PARIS — It spearheaded the international campaign that led to Moamer Kadhafi's downfall, and now its troops are battling Islamists in Mali.
Tuesday, January 22, 2013
By Rory Mulholland
But France's dramatic return as a major player on the international stage carries as much risk as kudos, analysts said.
France once had the second biggest colonial empire in the world, stretching from the Americas through Africa to Asia. But, like former colonial power Britain, it has taken a back seat to the United States in recent decades.
It may have led opposition to the US invasion of Iraq in 2003 -- sparking anger among many American politicians -- but it followed America's lead in the first Gulf War in 1991 and in Afghanistan in the 2000s.
Yet when Libyan rebels, inspired by the Arab Spring, rose up against Kadhafi in 2011, France quickly became their staunchest supporter and sent warplanes to stop a government troop advance that might have put an end to the insurgency.
That intervention came after a snap decision by president Nicolas Sarkozy as Libyan government forces were poised to take the rebel capital Benghazi.
It was the start of a UN-backed bombing campaign by a coalition of NATO allies and partners that provided the air cover the rebels needed to eventually oust the dictator a few months later.
Sarkozy's successor, the Socialist Francois Hollande, made a similarly rapid decision to send French combat troops to help the crippled Malian army on January 11.
The intervention in France's former colony came a day after Islamists allied to Al-Qaeda, who had captured the north of the largely desert state, made a push towards the capital Bamako.
France has won plaudits from the international community for both interventions, but the latest one, which will see thousands of French troops on the ground in a conflict some observers say could last for decades, carries far more risks.

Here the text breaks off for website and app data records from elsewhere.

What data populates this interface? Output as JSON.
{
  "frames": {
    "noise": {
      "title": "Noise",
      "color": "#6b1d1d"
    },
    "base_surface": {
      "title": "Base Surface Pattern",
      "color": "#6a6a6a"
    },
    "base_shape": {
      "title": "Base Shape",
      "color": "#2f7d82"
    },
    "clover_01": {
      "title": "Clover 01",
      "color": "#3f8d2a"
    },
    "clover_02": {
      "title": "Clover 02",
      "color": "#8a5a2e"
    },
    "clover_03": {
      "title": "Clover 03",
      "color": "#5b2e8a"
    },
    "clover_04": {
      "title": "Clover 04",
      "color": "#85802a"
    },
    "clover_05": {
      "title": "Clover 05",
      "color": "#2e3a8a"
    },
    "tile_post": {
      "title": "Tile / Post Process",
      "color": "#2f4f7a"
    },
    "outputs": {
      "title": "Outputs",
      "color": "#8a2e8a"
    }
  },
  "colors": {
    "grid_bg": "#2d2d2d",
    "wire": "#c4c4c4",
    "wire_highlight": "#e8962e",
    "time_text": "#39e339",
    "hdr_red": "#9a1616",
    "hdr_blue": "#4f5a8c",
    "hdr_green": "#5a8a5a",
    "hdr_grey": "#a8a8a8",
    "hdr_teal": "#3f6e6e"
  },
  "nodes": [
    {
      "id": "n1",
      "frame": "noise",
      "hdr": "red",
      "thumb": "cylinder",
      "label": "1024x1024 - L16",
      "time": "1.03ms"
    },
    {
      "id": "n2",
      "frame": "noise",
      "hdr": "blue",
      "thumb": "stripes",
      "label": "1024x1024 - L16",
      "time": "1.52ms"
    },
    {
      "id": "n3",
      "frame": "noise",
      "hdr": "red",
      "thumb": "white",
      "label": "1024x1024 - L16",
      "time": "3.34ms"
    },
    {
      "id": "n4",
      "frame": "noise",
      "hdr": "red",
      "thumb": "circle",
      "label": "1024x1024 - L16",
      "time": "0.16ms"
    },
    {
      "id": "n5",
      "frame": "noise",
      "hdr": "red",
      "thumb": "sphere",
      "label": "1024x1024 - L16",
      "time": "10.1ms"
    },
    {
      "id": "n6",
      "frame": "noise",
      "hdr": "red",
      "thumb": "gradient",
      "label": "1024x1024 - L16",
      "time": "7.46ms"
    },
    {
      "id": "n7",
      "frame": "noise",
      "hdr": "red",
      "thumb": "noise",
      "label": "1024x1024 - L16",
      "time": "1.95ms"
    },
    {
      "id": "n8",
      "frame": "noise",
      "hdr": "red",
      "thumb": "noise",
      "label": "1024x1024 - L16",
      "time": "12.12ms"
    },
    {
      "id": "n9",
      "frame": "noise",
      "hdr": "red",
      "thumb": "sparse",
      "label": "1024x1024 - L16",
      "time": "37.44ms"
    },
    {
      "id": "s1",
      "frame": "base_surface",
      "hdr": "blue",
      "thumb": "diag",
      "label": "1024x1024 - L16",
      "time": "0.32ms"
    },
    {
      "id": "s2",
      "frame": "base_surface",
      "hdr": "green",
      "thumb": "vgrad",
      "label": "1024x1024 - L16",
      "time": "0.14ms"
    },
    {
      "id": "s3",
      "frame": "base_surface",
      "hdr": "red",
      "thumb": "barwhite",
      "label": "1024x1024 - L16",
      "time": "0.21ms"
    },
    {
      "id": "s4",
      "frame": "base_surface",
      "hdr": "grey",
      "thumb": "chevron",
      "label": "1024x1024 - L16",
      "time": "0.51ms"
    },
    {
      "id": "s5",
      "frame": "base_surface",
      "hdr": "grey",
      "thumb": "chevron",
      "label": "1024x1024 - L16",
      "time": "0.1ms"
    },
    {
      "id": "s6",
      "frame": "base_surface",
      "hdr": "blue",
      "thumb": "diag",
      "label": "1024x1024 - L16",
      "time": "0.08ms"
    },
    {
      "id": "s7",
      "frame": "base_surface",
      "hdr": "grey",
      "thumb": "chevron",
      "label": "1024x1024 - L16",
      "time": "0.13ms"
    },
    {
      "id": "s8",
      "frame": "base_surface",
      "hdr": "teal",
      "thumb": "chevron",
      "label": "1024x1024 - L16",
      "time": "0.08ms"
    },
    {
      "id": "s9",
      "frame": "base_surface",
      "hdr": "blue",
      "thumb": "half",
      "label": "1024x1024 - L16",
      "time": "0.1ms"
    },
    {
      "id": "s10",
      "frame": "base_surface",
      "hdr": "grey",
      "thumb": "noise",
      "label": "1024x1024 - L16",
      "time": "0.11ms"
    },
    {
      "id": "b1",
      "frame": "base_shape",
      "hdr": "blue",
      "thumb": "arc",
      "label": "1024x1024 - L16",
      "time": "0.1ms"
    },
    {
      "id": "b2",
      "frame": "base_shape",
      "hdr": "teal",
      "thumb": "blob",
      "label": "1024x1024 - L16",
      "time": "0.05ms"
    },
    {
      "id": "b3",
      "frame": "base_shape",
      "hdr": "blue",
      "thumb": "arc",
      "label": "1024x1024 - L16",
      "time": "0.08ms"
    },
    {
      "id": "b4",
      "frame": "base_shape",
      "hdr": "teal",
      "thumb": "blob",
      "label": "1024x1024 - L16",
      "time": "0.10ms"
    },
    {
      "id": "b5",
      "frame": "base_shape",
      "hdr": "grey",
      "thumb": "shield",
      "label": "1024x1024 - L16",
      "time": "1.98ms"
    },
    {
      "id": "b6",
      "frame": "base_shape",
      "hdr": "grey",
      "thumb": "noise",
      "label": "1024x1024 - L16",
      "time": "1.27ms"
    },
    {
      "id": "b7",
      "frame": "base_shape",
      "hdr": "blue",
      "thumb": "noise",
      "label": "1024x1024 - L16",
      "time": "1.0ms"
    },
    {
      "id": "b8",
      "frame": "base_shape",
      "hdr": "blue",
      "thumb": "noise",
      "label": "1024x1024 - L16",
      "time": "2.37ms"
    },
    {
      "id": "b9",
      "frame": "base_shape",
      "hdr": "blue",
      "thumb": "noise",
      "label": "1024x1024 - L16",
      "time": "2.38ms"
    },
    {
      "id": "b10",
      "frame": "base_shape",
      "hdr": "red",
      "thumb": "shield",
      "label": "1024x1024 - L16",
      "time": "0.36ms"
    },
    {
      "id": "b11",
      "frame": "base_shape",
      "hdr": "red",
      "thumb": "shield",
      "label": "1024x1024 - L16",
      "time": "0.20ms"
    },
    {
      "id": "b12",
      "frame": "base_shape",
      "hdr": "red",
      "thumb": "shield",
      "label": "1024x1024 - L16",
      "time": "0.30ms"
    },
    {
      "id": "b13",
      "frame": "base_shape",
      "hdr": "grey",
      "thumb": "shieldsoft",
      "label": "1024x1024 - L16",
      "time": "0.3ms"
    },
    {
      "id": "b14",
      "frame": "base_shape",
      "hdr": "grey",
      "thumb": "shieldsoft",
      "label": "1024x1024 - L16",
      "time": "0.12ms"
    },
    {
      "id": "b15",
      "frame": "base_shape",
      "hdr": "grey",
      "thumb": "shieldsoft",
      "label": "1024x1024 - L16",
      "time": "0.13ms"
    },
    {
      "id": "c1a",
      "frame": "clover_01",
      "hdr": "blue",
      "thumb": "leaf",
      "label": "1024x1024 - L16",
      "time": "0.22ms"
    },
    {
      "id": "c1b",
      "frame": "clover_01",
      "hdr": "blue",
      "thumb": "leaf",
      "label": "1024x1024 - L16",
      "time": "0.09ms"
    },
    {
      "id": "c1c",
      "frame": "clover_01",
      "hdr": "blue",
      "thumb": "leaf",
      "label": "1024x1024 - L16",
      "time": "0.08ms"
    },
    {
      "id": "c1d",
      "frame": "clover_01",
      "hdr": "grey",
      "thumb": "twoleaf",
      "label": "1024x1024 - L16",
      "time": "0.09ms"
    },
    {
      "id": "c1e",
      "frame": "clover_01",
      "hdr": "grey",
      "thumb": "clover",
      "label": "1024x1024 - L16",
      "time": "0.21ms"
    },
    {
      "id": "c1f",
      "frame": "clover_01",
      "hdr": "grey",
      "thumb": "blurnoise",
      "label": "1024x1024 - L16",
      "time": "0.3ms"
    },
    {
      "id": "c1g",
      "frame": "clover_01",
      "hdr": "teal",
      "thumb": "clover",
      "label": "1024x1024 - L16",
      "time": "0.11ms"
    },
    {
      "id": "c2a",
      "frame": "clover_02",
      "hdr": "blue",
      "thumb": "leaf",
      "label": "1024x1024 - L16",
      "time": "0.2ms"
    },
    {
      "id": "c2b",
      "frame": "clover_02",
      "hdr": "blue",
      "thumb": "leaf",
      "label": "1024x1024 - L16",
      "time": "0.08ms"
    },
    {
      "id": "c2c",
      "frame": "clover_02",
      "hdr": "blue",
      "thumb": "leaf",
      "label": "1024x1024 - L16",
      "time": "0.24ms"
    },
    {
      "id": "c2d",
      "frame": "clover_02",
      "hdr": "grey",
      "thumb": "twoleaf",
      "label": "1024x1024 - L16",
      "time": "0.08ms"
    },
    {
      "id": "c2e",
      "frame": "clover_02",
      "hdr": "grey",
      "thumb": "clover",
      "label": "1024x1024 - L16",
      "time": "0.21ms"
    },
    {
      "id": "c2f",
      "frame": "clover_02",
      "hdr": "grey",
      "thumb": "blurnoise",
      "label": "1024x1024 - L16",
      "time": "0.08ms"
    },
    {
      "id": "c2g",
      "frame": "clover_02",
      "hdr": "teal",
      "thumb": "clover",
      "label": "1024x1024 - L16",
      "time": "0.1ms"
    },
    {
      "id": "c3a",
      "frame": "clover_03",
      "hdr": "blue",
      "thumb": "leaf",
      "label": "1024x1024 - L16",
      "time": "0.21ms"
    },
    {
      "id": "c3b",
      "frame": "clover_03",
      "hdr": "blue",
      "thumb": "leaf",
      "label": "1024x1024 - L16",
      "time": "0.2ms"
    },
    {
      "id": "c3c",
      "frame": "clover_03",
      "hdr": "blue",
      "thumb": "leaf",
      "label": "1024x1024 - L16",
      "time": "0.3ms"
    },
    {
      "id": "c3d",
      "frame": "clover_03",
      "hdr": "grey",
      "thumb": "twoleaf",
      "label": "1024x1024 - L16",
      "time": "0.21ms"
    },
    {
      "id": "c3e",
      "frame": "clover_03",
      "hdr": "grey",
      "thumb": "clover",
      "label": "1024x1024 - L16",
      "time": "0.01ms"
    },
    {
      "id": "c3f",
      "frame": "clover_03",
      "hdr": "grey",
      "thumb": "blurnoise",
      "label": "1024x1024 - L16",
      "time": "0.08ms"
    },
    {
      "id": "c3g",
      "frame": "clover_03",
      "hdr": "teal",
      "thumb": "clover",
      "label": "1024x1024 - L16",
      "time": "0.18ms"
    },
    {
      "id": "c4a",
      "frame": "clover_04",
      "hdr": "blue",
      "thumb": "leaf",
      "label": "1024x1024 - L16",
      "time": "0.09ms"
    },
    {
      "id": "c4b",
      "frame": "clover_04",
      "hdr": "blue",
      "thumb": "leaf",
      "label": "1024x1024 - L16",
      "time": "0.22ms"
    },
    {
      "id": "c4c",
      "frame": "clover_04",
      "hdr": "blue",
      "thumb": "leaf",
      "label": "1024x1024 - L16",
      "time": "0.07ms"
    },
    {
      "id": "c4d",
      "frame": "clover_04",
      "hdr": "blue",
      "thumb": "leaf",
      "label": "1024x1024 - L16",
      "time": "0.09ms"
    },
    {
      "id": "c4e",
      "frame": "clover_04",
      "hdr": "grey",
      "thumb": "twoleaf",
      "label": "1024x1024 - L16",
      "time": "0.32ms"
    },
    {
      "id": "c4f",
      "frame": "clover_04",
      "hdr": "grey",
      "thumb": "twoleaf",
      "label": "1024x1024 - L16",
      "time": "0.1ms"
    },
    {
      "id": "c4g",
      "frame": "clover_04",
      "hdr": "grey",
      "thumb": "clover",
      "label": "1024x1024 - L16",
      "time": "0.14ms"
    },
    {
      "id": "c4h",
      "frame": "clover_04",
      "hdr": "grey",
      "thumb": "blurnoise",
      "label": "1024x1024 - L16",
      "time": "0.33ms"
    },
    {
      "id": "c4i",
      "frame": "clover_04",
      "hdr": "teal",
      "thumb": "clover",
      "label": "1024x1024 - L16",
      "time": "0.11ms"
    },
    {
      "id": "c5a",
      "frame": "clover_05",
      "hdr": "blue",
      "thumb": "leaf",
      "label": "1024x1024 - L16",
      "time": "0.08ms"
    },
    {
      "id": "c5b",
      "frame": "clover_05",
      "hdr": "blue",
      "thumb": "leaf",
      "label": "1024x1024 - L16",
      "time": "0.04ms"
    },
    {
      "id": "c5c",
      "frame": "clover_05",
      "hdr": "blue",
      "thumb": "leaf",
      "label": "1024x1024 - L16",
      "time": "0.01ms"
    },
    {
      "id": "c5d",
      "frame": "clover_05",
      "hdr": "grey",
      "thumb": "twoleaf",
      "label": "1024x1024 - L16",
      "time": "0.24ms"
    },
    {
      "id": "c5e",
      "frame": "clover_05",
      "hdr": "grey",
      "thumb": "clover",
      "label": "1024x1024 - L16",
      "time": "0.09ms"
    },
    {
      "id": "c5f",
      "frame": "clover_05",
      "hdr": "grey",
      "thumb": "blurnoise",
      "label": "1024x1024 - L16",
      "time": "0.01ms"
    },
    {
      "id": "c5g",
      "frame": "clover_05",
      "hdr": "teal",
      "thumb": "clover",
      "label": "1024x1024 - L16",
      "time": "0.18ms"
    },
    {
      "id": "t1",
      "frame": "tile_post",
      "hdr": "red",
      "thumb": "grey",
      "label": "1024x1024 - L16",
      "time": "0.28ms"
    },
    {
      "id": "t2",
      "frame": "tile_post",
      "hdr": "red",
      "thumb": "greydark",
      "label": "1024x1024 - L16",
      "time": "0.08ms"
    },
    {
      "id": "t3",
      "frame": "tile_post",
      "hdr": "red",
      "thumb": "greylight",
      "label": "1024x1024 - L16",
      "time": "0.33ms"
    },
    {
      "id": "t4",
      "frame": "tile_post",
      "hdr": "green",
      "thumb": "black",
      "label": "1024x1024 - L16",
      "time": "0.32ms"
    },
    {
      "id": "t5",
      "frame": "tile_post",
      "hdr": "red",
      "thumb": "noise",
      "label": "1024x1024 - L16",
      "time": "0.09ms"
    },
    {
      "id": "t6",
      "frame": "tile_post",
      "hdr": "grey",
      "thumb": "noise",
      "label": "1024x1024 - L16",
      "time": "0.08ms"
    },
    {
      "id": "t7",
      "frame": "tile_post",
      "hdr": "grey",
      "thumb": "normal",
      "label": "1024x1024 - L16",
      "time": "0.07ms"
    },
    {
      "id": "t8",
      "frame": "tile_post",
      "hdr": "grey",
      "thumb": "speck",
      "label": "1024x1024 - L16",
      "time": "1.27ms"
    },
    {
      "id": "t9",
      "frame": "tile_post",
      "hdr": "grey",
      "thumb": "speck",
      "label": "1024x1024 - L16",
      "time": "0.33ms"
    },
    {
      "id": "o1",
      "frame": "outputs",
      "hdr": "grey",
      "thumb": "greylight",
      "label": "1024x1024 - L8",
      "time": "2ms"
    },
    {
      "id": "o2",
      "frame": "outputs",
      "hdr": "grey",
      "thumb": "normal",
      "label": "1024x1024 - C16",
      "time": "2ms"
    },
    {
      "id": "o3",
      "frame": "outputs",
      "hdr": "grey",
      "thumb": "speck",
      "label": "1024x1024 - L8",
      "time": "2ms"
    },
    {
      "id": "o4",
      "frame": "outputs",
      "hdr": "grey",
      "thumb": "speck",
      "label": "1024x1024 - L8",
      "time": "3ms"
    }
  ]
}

"France is hoping for the Africans and the Europeans to take up the baton, but the Europeans are very cowardly," said Philippe Moreau-Defarges of the IFRI think-tank in Paris.
"There is a European suspicion of interventionism," noted Bertrand Badie of the Institut d'Etudes Politiques in Paris.
An African force that could be as big as 6,000 troops is due to arrive in Mali, and the United States and European nations have provided transport planes and other forms of logistical help.
But France is the only Western country providing combat troops.
It was able to respond so quickly to the Islamist advance because it is the only European country with a network of bases and thousands of troops stationed in Africa.
Recent years have seen rapidly growing Chinese investment and political influence in Africa, and "this part of the world was escaping from France so it wants to remain present in the region," said Moreau-Defarges.
It again showed its desire to remain a major player in Africa in 2011, when in Ivory Coast, another former colony, French troops helped oust the man who had lost the presidential election and install his rival who had won it.
French officials have rejected suggestions of neocolonialism by pointing out that each intervention came with support from the United Nations or a regional African grouping or after a request from a legitimate government.
Its venture in Mali, which comes just a month after France last month flew its last combat troops out of Afghanistan, is likely to prove the costliest.
French officials, most notably Foreign Minister Laurent Fabius, initially portrayed the campaign as limited to halting the rebel advance, primarily involving the use of airpower and likely to be limited to a matter of weeks.
It has since emerged France's intervention could involve up to 4,000 troops and Defence Minister Jean-Yves Le Drian on Sunday redefined the mission as seeking to help the Malian army achieve "the total reconquest of Mali."
That would mean eliminating Islamist resistance throughout the north of the country, an area bigger than France, into which extremists come and go with relative ease over porous desert borders with neighbouring states.
British Prime Minister David Cameron underlined the scale of the challenge on Sunday, warning that the fight against Islamic extremists in the region needed "a response that is about years, even decades, rather than months".
The United States tried and failed to eradicate extremists who posed a threat to the West when it sent troops to Somalia in the 1990s, noted Badie of the Institut d'Etudes Politiques in Paris.
And the massive US-led operation to crush the Taliban and restore stability in Afghanistan is drawing to a close with less than glorious results, he noted.
In the sands of the Sahara, "one finds the same Somalo-Afghan scenario," he warned.